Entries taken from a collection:
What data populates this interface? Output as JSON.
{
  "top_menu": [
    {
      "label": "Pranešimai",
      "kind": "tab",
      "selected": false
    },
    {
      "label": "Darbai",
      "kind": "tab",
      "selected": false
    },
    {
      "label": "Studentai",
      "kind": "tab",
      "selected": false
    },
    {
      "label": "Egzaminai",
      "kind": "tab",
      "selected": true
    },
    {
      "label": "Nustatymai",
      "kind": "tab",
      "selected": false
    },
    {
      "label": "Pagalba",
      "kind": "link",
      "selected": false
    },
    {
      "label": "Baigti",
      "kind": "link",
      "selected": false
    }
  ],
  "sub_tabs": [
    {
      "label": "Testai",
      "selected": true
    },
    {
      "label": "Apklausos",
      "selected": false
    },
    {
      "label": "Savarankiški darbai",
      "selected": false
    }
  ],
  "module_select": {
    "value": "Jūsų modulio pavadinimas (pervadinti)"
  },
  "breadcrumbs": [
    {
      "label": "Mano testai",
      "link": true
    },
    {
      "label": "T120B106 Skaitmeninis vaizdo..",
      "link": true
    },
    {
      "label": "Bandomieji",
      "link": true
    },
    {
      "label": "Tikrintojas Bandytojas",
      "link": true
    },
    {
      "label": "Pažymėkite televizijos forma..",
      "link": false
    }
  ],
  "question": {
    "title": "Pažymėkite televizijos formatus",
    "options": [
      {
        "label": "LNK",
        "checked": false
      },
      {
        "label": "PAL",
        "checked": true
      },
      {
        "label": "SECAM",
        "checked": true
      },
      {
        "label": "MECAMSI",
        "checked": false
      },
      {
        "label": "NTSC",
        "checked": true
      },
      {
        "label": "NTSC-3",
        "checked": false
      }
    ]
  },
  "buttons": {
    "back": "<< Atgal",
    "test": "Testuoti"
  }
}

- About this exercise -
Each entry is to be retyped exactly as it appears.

- Expected output -
What data populates this interface? Output as JSON.
{
  "top_menu": [
    {
      "label": "Pranešimai",
      "kind": "tab",
      "selected": false
    },
    {
      "label": "Darbai",
      "kind": "tab",
      "selected": false
    },
    {
      "label": "Studentai",
      "kind": "tab",
      "selected": false
    },
    {
      "label": "Egzaminai",
      "kind": "tab",
      "selected": true
    },
    {
      "label": "Nustatymai",
      "kind": "tab",
      "selected": false
    },
    {
      "label": "Pagalba",
      "kind": "link",
      "selected": false
    },
    {
      "label": "Baigti",
      "kind": "link",
      "selected": false
    }
  ],
  "sub_tabs": [
    {
      "label": "Testai",
      "selected": true
    },
    {
      "label": "Apklausos",
      "selected": false
    },
    {
      "label": "Savarankiški darbai",
      "selected": false
    }
  ],
  "module_select": {
    "value": "Jūsų modulio pavadinimas (pervadinti)"
  },
  "breadcrumbs": [
    {
      "label": "Mano testai",
      "link": true
    },
    {
      "label": "T120B106 Skaitmeninis vaizdo..",
      "link": true
    },
    {
      "label": "Bandomieji",
      "link": true
    },
    {
      "label": "Tikrintojas Bandytojas",
      "link": true
    },
    {
      "label": "Pažymėkite televizijos forma..",
      "link": false
    }
  ],
  "question": {
    "title": "Pažymėkite televizijos formatus",
    "options": [
      {
        "label": "LNK",
        "checked": false
      },
      {
        "label": "PAL",
        "checked": true
      },
      {
        "label": "SECAM",
        "checked": true
      },
      {
        "label": "MECAMSI",
        "checked": false
      },
      {
        "label": "NTSC",
        "checked": true
      },
      {
        "label": "NTSC-3",
        "checked": false
      }
    ]
  },
  "buttons": {
    "back": "<< Atgal",
    "test": "Testuoti"
  }
}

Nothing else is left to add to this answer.